* _Action item_
Search the entries for the word "value" and return every line where it is found.

___ Given data ___

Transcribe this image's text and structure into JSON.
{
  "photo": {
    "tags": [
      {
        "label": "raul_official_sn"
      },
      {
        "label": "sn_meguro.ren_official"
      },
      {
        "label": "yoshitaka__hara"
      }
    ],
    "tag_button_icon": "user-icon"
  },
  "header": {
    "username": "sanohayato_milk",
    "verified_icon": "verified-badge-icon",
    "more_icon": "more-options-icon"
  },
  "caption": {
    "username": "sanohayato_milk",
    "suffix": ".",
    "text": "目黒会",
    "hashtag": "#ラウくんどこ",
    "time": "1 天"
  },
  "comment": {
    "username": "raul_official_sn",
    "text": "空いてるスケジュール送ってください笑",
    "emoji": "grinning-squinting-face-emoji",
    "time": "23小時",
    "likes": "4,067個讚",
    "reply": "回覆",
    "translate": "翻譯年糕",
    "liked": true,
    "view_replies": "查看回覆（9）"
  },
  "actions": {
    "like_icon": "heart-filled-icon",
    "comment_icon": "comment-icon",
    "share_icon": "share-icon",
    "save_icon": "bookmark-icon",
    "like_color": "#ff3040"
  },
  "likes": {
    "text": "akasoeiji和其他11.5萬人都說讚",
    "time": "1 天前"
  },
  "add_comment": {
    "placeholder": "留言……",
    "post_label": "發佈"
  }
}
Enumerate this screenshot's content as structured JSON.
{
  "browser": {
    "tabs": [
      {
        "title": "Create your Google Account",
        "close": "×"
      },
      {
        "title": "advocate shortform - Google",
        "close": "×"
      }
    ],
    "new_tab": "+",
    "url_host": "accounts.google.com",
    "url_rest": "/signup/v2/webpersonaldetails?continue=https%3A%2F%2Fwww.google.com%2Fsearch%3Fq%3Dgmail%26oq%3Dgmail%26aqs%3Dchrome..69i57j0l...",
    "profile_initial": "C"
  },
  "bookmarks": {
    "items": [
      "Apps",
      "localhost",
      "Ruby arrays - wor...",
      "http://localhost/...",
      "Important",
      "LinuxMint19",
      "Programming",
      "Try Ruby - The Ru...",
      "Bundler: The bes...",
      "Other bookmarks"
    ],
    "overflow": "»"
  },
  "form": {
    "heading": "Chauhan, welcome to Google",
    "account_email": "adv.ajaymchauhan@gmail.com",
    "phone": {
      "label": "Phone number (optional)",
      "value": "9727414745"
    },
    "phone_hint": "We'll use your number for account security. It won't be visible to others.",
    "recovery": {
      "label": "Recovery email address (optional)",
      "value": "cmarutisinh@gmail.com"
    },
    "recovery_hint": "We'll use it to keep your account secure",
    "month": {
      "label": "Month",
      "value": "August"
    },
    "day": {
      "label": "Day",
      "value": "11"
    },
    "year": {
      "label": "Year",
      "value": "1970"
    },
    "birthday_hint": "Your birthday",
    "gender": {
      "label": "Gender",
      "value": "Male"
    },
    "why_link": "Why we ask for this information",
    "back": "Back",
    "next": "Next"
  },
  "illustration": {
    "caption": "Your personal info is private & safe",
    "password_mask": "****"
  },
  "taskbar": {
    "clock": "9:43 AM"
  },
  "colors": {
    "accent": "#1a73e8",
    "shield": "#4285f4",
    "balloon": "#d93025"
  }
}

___

* _Result for this exercise_
      "value": "9727414745"
      "value": "cmarutisinh@gmail.com"
      "value": "August"
      "value": "11"
      "value": "1970"
      "value": "Male"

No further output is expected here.